Activity – Every line with the string "initial" should be copied from the data.

Data shown –
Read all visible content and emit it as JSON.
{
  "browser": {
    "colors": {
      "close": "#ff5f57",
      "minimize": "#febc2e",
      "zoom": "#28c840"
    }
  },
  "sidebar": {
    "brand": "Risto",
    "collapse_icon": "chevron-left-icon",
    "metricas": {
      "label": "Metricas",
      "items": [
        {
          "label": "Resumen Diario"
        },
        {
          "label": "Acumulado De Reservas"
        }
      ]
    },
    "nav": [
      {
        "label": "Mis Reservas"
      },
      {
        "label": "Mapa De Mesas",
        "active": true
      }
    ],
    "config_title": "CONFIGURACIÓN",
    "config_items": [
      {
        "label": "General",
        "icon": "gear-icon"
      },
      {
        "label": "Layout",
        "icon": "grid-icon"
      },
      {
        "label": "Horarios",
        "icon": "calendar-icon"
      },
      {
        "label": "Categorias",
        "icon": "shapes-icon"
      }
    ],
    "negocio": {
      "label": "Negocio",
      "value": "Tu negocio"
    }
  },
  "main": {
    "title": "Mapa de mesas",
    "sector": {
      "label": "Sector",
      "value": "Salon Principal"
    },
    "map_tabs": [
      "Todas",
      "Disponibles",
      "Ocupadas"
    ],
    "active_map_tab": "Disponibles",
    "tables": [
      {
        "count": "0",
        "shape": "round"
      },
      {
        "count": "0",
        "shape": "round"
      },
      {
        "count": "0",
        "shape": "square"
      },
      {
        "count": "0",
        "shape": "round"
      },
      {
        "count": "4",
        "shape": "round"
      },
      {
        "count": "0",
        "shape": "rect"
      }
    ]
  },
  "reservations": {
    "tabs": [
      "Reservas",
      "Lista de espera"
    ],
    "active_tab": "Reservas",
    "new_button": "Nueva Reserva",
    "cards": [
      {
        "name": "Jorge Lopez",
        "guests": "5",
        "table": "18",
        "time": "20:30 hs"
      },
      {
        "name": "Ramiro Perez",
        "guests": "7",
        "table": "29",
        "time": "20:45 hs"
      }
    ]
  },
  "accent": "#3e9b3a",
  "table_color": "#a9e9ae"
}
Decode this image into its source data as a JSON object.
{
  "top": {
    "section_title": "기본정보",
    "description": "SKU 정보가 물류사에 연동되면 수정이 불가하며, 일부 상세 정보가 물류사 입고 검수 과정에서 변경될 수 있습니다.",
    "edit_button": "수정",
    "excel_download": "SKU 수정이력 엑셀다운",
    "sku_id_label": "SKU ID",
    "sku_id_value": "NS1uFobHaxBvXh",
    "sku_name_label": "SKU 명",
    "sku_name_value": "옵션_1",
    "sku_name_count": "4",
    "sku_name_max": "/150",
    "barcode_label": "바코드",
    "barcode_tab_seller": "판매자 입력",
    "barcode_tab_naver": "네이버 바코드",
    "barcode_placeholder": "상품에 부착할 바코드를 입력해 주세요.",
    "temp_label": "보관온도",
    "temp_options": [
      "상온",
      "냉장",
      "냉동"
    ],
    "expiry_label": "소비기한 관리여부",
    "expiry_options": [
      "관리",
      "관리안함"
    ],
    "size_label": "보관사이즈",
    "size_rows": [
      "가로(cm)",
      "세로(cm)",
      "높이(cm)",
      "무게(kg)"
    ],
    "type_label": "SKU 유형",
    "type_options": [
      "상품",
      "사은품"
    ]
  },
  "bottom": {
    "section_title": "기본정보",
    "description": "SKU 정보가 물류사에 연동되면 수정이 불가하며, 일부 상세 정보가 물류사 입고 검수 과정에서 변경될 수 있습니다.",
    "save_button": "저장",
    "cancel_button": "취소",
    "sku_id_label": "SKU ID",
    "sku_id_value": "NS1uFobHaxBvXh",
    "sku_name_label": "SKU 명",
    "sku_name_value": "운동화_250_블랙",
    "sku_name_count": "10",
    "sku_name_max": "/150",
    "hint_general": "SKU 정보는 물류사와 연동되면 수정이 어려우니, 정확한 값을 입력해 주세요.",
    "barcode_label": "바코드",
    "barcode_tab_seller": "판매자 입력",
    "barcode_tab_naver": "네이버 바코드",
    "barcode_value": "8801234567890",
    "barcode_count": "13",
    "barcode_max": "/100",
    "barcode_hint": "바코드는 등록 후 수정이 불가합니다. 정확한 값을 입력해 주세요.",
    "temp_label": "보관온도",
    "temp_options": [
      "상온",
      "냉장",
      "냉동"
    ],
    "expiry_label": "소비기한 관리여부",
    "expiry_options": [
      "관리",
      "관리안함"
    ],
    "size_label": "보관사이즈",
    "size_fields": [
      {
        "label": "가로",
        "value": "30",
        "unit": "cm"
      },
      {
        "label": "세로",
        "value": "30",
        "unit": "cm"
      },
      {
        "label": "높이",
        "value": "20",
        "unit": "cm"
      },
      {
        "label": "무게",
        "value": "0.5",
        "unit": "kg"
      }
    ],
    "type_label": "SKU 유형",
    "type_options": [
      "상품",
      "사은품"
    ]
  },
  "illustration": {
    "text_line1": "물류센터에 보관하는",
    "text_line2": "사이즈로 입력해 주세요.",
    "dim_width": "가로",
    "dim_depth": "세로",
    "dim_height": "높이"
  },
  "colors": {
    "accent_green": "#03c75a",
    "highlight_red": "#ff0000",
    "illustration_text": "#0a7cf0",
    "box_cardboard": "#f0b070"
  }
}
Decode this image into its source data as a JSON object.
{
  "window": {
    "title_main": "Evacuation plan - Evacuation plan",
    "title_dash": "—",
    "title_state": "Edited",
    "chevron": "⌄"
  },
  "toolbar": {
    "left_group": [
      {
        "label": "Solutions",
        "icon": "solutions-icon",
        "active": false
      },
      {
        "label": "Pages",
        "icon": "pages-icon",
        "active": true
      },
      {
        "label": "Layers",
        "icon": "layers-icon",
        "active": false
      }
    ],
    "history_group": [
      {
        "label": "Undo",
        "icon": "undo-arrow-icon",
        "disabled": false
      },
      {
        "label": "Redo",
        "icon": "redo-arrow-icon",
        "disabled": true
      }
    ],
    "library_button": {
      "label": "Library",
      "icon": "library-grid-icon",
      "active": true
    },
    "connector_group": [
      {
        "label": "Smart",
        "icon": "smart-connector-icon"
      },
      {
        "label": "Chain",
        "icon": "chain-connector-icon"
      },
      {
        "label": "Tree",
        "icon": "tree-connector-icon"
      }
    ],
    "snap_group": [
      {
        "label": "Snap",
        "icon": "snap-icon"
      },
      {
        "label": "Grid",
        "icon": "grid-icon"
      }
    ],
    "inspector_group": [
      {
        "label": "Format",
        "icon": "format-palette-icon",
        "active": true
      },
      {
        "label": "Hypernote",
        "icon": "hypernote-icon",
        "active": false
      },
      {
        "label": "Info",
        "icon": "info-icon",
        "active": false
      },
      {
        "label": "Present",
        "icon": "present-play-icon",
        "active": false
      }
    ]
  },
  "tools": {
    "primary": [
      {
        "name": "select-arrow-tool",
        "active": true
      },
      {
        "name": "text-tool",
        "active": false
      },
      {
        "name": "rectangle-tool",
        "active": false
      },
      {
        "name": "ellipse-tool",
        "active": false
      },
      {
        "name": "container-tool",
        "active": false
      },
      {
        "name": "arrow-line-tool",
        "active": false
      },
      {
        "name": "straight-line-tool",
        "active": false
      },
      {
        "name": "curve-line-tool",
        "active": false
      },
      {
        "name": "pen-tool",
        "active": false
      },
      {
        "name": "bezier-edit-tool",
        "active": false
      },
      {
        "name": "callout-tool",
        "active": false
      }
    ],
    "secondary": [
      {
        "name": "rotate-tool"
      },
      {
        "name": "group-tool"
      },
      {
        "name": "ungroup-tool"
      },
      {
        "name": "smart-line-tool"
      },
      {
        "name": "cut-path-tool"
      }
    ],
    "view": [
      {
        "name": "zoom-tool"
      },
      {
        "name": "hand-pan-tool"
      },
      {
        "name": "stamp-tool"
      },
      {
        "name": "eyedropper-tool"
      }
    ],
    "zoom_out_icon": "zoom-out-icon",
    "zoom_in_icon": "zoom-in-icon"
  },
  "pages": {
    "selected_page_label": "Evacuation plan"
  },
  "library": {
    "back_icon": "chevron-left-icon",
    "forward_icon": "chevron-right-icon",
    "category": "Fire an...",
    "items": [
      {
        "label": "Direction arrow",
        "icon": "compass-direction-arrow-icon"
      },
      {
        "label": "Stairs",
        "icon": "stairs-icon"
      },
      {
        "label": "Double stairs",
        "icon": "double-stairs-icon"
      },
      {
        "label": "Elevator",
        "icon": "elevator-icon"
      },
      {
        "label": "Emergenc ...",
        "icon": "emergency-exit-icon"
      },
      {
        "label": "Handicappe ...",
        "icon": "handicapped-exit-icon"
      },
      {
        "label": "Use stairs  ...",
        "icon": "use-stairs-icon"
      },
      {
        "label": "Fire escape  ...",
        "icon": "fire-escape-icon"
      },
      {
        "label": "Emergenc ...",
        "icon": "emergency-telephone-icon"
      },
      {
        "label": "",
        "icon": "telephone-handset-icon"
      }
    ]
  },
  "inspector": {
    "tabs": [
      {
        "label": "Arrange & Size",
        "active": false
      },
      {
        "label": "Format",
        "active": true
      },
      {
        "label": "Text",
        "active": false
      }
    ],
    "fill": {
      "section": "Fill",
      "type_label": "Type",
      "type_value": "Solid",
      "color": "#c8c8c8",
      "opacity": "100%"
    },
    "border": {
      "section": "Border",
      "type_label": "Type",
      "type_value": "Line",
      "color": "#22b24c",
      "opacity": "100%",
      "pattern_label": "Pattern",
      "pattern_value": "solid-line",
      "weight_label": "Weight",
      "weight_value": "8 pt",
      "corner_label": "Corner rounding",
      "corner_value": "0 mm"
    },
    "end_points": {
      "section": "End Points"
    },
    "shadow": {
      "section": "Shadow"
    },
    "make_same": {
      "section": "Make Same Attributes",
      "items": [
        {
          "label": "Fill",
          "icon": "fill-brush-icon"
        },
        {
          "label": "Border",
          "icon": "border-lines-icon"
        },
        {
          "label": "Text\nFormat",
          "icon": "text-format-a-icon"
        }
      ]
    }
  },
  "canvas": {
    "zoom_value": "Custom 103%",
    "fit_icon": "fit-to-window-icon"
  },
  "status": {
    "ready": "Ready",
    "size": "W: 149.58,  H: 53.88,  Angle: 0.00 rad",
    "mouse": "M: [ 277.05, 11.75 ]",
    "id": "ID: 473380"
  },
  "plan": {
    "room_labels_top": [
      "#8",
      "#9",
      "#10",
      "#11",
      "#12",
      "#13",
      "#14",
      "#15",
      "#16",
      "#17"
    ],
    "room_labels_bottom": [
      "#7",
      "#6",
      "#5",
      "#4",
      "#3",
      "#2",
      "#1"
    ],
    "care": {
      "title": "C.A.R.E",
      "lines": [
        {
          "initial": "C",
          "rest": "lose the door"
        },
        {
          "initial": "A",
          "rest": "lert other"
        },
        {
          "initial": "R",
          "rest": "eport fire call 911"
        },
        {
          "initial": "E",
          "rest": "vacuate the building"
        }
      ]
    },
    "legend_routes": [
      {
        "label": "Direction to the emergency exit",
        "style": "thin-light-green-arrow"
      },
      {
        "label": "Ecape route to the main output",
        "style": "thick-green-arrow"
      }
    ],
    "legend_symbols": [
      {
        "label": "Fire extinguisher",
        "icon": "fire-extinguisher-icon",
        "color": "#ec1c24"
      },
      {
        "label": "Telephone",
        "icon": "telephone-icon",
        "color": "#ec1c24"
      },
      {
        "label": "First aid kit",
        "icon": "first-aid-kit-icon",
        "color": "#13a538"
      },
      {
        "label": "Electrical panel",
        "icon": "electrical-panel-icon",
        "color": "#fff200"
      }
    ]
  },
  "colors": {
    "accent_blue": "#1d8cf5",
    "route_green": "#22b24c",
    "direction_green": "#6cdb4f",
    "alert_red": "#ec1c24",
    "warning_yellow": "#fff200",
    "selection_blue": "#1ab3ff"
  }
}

Solution to the exercise –
          "initial": "C",
          "initial": "A",
          "initial": "R",
          "initial": "E",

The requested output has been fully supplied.